Description of the task: Copy each line from the records below in which the word "desired" is found.

Records for this exercise:
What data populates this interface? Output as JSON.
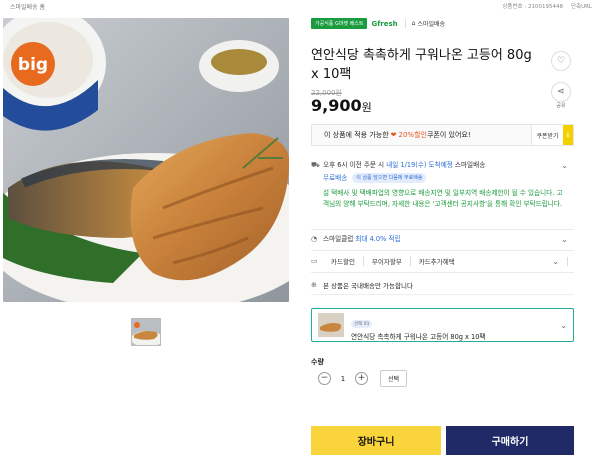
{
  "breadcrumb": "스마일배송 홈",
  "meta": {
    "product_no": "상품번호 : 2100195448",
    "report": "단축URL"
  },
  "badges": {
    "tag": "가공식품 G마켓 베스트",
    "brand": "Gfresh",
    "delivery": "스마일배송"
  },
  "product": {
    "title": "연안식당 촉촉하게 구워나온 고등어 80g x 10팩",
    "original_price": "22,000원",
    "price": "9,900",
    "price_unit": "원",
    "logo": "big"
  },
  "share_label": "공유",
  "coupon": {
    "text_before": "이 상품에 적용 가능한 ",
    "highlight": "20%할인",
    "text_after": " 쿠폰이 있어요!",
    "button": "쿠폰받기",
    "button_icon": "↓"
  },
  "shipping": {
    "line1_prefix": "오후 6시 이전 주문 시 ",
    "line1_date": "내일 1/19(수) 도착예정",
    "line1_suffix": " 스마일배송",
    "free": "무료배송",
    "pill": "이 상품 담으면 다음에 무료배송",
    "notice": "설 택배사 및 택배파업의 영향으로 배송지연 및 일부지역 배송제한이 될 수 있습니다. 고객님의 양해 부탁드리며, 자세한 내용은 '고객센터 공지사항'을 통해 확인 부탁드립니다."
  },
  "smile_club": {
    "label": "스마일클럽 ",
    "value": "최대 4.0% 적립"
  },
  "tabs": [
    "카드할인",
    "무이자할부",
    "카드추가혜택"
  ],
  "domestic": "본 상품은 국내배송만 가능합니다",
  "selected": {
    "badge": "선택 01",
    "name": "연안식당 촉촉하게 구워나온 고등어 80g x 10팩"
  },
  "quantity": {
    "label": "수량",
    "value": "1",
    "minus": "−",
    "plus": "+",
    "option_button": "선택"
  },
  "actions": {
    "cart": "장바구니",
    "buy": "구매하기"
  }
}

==

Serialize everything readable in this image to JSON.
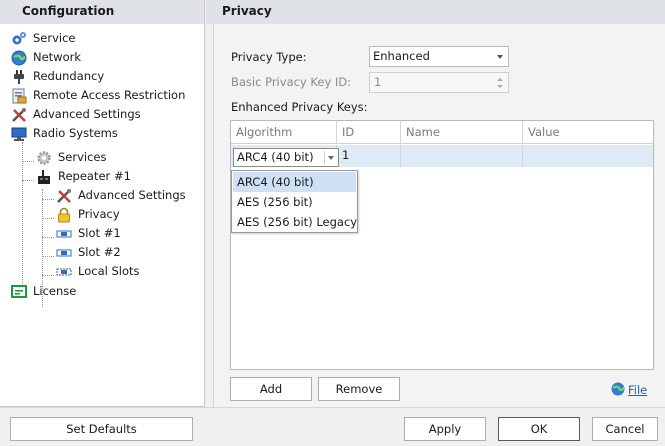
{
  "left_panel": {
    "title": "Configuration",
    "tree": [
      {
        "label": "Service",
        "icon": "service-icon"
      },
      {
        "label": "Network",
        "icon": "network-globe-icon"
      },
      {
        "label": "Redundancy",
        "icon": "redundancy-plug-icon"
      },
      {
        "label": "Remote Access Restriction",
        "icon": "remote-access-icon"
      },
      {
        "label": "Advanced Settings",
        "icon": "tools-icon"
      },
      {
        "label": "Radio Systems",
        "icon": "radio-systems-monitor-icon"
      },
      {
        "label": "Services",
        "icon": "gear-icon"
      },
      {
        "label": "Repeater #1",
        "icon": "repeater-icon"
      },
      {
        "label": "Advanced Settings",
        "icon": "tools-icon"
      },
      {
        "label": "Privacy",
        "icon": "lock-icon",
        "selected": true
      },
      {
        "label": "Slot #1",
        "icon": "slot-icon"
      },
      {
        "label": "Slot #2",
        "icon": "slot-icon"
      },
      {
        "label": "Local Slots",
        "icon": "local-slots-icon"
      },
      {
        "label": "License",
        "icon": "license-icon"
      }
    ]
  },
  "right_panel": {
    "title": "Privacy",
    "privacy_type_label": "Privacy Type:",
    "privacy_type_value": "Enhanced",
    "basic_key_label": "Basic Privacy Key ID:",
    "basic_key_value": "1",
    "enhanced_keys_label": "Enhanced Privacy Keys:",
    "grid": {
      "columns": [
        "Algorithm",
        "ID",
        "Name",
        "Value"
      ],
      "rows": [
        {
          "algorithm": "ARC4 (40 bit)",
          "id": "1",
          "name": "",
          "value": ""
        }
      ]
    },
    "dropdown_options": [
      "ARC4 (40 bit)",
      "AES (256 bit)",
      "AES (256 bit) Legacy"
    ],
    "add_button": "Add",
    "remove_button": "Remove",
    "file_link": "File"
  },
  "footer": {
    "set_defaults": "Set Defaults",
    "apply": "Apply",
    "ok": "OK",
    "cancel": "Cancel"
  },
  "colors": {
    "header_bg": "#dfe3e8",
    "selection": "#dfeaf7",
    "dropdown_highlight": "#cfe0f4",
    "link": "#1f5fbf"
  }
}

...

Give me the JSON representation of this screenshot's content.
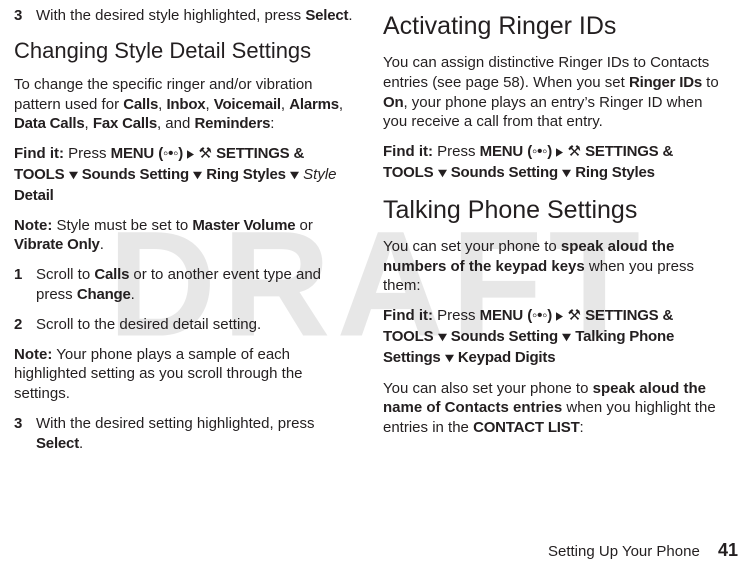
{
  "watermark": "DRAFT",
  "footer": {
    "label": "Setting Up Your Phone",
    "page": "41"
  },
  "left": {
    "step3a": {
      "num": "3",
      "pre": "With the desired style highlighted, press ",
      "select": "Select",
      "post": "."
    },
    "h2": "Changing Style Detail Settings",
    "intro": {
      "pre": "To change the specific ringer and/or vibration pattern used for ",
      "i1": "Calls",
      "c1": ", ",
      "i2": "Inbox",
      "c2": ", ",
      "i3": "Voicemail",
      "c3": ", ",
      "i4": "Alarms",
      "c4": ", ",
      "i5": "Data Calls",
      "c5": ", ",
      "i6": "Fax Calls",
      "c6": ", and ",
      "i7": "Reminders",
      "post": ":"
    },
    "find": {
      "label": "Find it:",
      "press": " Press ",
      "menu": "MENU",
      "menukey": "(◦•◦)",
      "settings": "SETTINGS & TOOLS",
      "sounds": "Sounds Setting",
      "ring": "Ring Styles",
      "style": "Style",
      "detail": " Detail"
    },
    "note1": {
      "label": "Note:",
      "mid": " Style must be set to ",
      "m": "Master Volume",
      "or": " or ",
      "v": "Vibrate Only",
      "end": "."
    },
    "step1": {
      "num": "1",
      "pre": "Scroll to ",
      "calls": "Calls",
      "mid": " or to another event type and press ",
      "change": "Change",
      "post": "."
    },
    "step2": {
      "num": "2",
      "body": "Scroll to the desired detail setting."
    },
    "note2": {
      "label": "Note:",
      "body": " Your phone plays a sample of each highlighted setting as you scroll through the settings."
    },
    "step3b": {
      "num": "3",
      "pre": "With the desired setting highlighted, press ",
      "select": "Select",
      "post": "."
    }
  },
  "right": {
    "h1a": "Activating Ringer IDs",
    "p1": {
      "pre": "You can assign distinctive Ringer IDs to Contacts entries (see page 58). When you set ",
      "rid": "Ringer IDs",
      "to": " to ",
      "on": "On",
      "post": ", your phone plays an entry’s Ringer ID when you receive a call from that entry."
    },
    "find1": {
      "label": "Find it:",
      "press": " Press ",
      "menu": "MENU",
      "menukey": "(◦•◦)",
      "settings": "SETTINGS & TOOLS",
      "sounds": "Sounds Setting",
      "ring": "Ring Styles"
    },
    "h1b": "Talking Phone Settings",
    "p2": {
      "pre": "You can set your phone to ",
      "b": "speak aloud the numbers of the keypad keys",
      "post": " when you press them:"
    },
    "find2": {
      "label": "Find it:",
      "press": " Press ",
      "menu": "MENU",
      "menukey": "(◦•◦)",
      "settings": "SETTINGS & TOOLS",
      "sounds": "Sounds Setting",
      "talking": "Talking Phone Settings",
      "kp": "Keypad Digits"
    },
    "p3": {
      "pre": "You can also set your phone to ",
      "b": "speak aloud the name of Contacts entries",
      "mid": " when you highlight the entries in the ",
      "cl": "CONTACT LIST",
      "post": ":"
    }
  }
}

Written solution:
      "pre": "With the desired style highlighted, press ",
      "body": "Scroll to the desired detail setting."
      "pre": "With the desired setting highlighted, press ",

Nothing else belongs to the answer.